BY WILLIAM COLVIN
Not many people know this, but I’m actually adopted.
Mark Colvin, an ABC journalist and an incredibly sweet man, is the man who raised me and gave me his last name, but he’s not my real father.
I remember that when I was very small, my biological parents took me on a holiday to South Australia.
It was the weekend, we were staying at a little farmhouse, and my parents had made plans to go into the city and wander around, seeing galleries and doing stuff like that.
On our way out , just before lunchtime, we stopped in at a neighbouring property, a grand old mansion, to ask for directions.
My parents got talking with the owner, a burly young man with a big smile and chubby fingers, and soon enough, he asked us to join him and some other guests for lunch, and they agreed. I didn’t know it then, but the man they were talking to was Joe Hockey.
It soon became clear that this was no ordinary lunch. The other guests were all wealthy businessmen, politicians and celebrities, and their families, and Joe was sparing absolutely no expense in their entertainment – this was nothing short of a banquet.
The feast took place in the main dining room of the house, an incredible marble hall bathed in sunlight. The tables were marble, the chairs were marble thrones, even the plates looked like they could have been marble.
Despite our opulent company, we weren’t neglected. Joe treated us as guests of honour. My parents sat next to Joe, who was sitting at the head of the table, and I sat at the children’s table with the other kids.
Course after course arrived of the most amazing and exotic food. Squabs, pheasant, lamprey pie, sweetly spiced ices, bouillabaisse, incredibly delicate tarts and cakes, charcoal cooked snappers, it went on and on.
Joe was giving the adults little blue pills, which as an adult I now guess were probably Xanax, and everyone was plied with incredibly expensive wines.
Every few courses, buckets would be brought round for everyone to vomit into – big ornate clay urns filling up with sick – and everyone merrily played along, even my parents. It was the most decadent thing I’ve ever seen.
Late in the afternoon, Joe stood to make a toast. He thanked everyone for coming, and then turned to my parents.
“I think I speak for everyone here, when I say that we’re all especially glad that you were able to join us. After all, a banquet like this does need something truly, truly special as it’s final course, and we’re so glad you could provide it.”
My parents looked confused. I noticed that all of the other guests, aside from my parents, were now wearing strange gold masquerade masks over their eyes, with little gold antlers rising up above their heads.
“Prepare the final course!”, shouted Joe.
I felt strong hands lifting me from beneath my armpits as big men in chef’s clothes grabbed my parents and hauled them away from the table. I kicked and screamed as a sack was pulled over my head.
The next thing I knew I was tied up in a kitchen, watching my mother and father screaming as they were gutted alive by butchers.
Joe personally oversaw the creation of his grim meal. My parents were speared from bottom to mouth on wooden skewers and spit-roasted.

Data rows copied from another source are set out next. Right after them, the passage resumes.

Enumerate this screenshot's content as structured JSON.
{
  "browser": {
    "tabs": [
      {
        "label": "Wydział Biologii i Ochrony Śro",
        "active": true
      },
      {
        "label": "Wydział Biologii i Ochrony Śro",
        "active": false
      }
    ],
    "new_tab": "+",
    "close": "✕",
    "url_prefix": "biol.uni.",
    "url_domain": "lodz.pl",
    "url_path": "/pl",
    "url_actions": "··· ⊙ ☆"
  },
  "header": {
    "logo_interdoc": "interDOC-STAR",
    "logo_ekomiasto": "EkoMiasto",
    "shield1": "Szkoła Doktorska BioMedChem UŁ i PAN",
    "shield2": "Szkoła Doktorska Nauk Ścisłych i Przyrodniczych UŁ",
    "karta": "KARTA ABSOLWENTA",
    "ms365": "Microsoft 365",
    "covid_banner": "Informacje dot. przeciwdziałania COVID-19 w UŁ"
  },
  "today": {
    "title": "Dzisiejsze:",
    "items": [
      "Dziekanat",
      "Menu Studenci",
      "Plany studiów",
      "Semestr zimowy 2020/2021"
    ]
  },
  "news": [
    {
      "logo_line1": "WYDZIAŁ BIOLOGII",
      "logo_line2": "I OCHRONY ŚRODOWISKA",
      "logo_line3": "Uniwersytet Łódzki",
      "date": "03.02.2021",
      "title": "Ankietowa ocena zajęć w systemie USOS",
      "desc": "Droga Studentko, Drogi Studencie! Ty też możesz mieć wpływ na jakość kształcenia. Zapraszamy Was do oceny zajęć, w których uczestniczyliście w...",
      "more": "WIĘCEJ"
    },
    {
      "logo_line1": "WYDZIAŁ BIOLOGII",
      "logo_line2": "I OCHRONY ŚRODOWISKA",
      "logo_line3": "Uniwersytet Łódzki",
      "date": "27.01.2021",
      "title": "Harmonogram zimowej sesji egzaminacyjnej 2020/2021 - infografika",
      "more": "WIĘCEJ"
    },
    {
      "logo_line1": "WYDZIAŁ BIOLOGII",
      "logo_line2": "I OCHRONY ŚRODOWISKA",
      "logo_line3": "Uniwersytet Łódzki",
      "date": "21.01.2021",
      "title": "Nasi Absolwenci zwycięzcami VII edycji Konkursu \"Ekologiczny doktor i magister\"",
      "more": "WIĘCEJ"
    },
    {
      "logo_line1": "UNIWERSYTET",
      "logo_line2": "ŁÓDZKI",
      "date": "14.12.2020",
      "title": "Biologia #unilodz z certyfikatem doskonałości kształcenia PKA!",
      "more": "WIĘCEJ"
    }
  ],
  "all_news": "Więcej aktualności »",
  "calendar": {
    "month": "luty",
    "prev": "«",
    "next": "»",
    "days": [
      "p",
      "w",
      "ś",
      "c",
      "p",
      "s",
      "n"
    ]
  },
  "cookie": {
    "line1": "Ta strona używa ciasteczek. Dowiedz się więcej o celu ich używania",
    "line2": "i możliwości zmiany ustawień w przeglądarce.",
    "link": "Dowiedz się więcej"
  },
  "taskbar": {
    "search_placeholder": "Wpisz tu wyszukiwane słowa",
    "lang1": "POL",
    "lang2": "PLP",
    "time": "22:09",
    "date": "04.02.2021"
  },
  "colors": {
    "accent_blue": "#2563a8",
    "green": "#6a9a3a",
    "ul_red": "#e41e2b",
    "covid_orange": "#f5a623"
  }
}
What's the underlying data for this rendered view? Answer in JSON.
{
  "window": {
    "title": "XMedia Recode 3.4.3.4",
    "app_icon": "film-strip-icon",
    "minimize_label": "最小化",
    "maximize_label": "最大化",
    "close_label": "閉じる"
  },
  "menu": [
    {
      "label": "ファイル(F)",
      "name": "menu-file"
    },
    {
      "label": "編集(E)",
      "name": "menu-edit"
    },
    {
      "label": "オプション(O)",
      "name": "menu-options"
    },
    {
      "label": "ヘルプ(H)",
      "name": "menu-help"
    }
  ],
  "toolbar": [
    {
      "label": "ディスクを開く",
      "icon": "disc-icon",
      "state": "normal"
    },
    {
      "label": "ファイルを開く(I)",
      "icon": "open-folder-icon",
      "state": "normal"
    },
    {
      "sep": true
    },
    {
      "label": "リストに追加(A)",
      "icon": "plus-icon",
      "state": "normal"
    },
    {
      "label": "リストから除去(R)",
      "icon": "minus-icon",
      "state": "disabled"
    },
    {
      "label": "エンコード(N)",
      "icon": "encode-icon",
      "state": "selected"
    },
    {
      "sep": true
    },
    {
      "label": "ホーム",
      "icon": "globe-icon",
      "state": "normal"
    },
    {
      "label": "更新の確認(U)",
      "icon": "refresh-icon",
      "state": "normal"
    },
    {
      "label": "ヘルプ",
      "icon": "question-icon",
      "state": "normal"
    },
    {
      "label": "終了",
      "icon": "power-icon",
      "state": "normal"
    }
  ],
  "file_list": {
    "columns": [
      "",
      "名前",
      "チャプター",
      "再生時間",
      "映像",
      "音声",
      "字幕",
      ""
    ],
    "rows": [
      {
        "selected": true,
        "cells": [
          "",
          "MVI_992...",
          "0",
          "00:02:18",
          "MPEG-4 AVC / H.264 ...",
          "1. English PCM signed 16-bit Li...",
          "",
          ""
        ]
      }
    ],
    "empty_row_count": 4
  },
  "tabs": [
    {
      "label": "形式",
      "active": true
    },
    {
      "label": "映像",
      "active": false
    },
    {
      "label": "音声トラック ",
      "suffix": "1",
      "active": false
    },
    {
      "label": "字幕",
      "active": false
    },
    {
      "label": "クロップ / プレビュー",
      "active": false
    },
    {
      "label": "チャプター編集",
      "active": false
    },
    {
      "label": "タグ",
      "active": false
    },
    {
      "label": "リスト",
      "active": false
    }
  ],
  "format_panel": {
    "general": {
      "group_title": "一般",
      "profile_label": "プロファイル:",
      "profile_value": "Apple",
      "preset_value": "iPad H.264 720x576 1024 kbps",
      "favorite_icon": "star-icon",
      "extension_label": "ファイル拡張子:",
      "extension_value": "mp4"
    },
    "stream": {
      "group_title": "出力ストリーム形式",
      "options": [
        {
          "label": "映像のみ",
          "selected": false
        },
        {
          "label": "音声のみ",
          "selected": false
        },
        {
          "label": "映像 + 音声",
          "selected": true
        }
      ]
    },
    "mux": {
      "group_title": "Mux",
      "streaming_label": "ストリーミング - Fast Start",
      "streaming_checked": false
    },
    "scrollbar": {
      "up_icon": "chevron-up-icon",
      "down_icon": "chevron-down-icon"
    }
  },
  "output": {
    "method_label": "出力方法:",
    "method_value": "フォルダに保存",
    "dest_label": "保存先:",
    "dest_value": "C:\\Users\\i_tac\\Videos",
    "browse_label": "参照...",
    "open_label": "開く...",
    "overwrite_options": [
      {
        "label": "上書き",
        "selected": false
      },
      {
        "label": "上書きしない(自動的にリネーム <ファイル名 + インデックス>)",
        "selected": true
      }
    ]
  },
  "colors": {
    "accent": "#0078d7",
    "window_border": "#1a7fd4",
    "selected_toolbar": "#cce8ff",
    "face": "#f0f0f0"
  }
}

After they were cooked, they were transferred to big silver platters and covered with roasted fruits and vegetables. The last image I have of my mother is of her eyeless head, hairless and roasted, with an apple in her mouth.
I was spared for the time being, to be eaten for breakfast the next day, left tied up in the dark, freezing pantry.
Luck – if you could call anything luck after seeing your beloved mother and father roasted alive by Joe Hockey and whisked off to be eaten by his guests – came to me in the form of a kind young servant girl, who freed me in the middle of the night, and put me in a small rowboat in a river near the house.
The current carried me a long way down stream, and I was eventually found by normal people and taken to child services. I was too young to speak, and my parents became missing persons.
Eventually I was adopted by Mark and Michele, and grew up as a relatively normal child, the memories of my biological family and their deaths at the hands of our current treasurer buried deep in my subconscious, only to return to me conveniently in a dream last night, as Joe Hockey’s political career hangs in the balance.